To stream video in full 4K that price jumps to $9.99 per month. Still there is an option to lock in content from CuriosityStream for a whole year for less than two months of a Netflix subscription. That low-cost barrier of entry for consumers can certainly make it appealing.
If you look back at the above graphic, you’ll see that consumers can also access CuriosityStream content through partner direct subscriptions. This means customers of Amazon, Dish and Roku can also add on this content via a direct subscription.
On top of that, the company also has agreements with multichannel video programming distributors. That means that over 50 companies have license to show its content worldwide by selling it as part of a bundle. This includes Comcast, Hopper and DishAnywhere.
Since there are no big-name actors or directors, the production costs are estimated to be 90% lower than other streaming content companies.

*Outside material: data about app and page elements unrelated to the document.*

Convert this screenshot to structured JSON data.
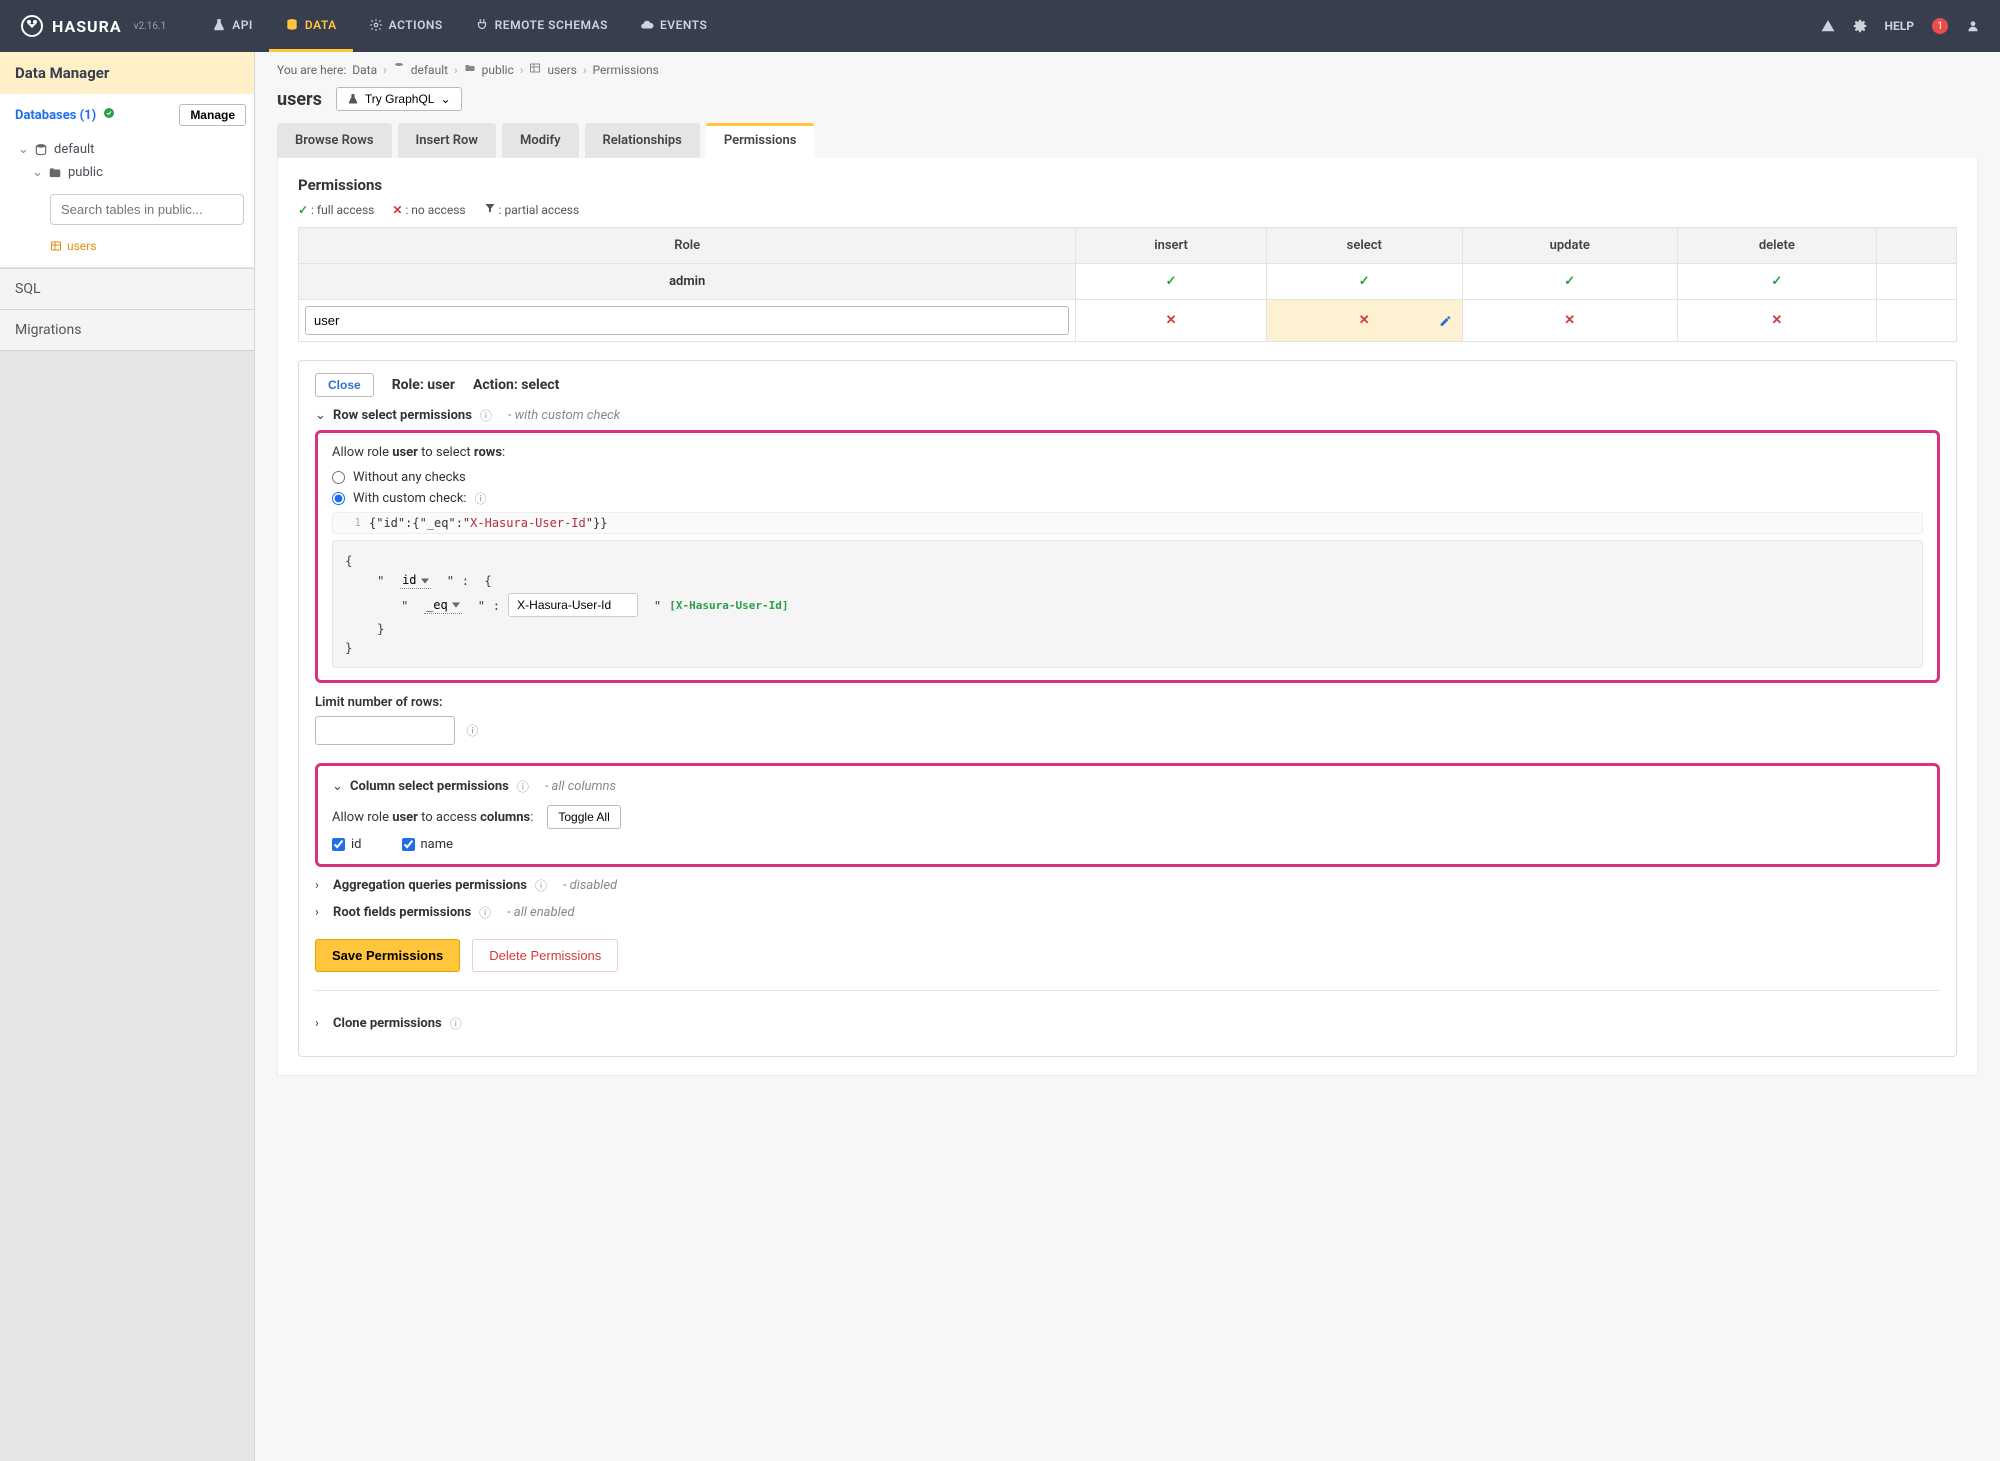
{
  "brand": {
    "name": "HASURA",
    "version": "v2.16.1"
  },
  "nav": {
    "api": "API",
    "data": "DATA",
    "actions": "ACTIONS",
    "remote": "REMOTE SCHEMAS",
    "events": "EVENTS",
    "help": "HELP",
    "notif_count": "1"
  },
  "sidebar": {
    "title": "Data Manager",
    "dbs_label": "Databases (1)",
    "manage": "Manage",
    "default": "default",
    "schema": "public",
    "search_ph": "Search tables in public...",
    "table": "users",
    "sql": "SQL",
    "migrations": "Migrations"
  },
  "breadcrumb": {
    "prefix": "You are here:",
    "data": "Data",
    "db": "default",
    "schema": "public",
    "table": "users",
    "page": "Permissions"
  },
  "header": {
    "title": "users",
    "try": "Try GraphQL"
  },
  "tabs": {
    "browse": "Browse Rows",
    "insert": "Insert Row",
    "modify": "Modify",
    "rel": "Relationships",
    "perm": "Permissions"
  },
  "perm": {
    "title": "Permissions",
    "legend_full": ": full access",
    "legend_none": ": no access",
    "legend_partial": ": partial access",
    "cols": {
      "role": "Role",
      "insert": "insert",
      "select": "select",
      "update": "update",
      "delete": "delete"
    },
    "rows": {
      "admin": "admin",
      "user": "user"
    },
    "panel": {
      "close": "Close",
      "role_lbl": "Role: user",
      "action_lbl": "Action: select",
      "row_hdr": "Row select permissions",
      "row_hint": "- with custom check",
      "allow_pre": "Allow role ",
      "allow_role": "user",
      "allow_mid": " to select ",
      "allow_rows": "rows",
      "opt_without": "Without any checks",
      "opt_with": "With custom check:",
      "code_json_a": "{\"id\":{\"_eq\":\"",
      "code_json_b": "X-Hasura-User-Id",
      "code_json_c": "\"}}",
      "builder": {
        "field": "id",
        "op": "_eq",
        "val": "X-Hasura-User-Id",
        "session": "[X-Hasura-User-Id]"
      },
      "limit_lbl": "Limit number of rows:",
      "col_hdr": "Column select permissions",
      "col_hint": "- all columns",
      "col_allow_pre": "Allow role ",
      "col_allow_role": "user",
      "col_allow_mid": " to access ",
      "col_allow_cols": "columns",
      "toggle": "Toggle All",
      "col_id": "id",
      "col_name": "name",
      "agg_hdr": "Aggregation queries permissions",
      "agg_hint": "- disabled",
      "root_hdr": "Root fields permissions",
      "root_hint": "- all enabled",
      "save": "Save Permissions",
      "delete": "Delete Permissions",
      "clone": "Clone permissions"
    }
  }
}
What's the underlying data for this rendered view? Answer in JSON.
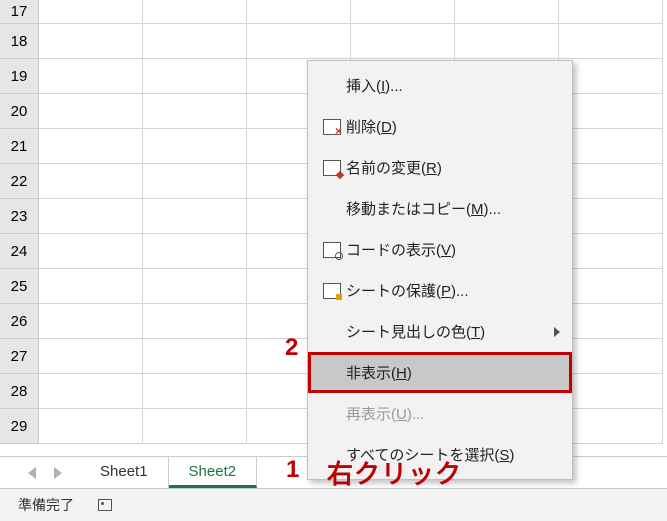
{
  "rows": [
    "17",
    "18",
    "19",
    "20",
    "21",
    "22",
    "23",
    "24",
    "25",
    "26",
    "27",
    "28",
    "29"
  ],
  "tabs": {
    "sheet1": "Sheet1",
    "sheet2": "Sheet2"
  },
  "status": {
    "ready": "準備完了"
  },
  "ctx": {
    "insert": "挿入(<u>I</u>)...",
    "delete": "削除(<u>D</u>)",
    "rename": "名前の変更(<u>R</u>)",
    "movecopy": "移動またはコピー(<u>M</u>)...",
    "viewcode": "コードの表示(<u>V</u>)",
    "protect": "シートの保護(<u>P</u>)...",
    "tabcolor": "シート見出しの色(<u>T</u>)",
    "hide": "非表示(<u>H</u>)",
    "unhide": "再表示(<u>U</u>)...",
    "selectall": "すべてのシートを選択(<u>S</u>)"
  },
  "anno": {
    "num1": "1",
    "num2": "2",
    "rightclick": "右クリック"
  }
}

And that turns into more profit for the company, which in turn is good news for investors now that the company has gone public.
No one can deny that there’s been another trend running through the market especially over the past few months.
Instead of going through the traditional process of going public, more companies are choosing to merge with a SPAC. SPACs have no commercial operations of their own, but instead are formed to raise capital with the intention to acquire an existing company.
These “blank check” companies have been around for decades, but seem to be in style right now. And in October of last year, CuriosityStream had the opportunity to combine with the pre-existing Software Acquisition Group. Since then, the company has been trading on the NASDAQ under the ticker CURI.
And it’s been quite a ride in the past five months.
Shares have been as high as $22.90 and have recently settled around $13.
Despite the company having a successful 2020, the company only delivered year over year revenue growth of 70%, when the company should have been on track for 119%.
Sure, that’s a bit of a letdown, but the company crossed significant milestones in every area of its business during the last year.
Revenues grew to a record $40 million for 2020. And the company is looking to deliver $71 million for the year 2021. On top of that, the company is continuing to gain momentum gathering subscribers.
It now has over 15 million subscribers. But its subscribers are only a portion of that revenue stream.
The company has a complete five pillar revenue system. The first two encompass the direct subscribers and the customers that gain access to CuriosityStream as part of a bundle. This is a big part of the business and only going to continue to expand. There is a potential market of 3.3 billion global viewers here alone.
CuriosityStream also has multi-year contracts with universities and other institutions to build co-branded streaming libraries. Universities are obvious partners for factual content and the president of Georgetown University is on CuriosityStream’s advisory board. There’s also the potential to partner with over 62,000 trade and professional organizations for bulk subscriptions, sponsorship, and content creation.
US brands are set to spend over $35 billion in digital video ads, so why not make factual and educational content about a product or a topic instead. Which is another great sponsorship opportunity for Curiosity Stream.
Last, but not least, Curiosity Stream is not opposed to just selling content. Media houses spent over $121 billion every year on original content.
In the end, although CuriosityStream is a streaming app, it will take anyone’s money that wants to see its original content or sponsor original content, as long as it’s factual. And it seems like it’s working out pretty well so far.
That all being said, the company has only been around since 2015, and it’s only been publicly trade for a few months. This means that major fluctuations in share prices is not only possible, but extremely likely. I can’t imagine that shares will stay under $16 for long, and I think if revenues and subscribers keep their upwards momentum, shares will take off as well.
Action to take: Buying shares of CuriosityStream (NASDAQ: CURI) for our model portfolio.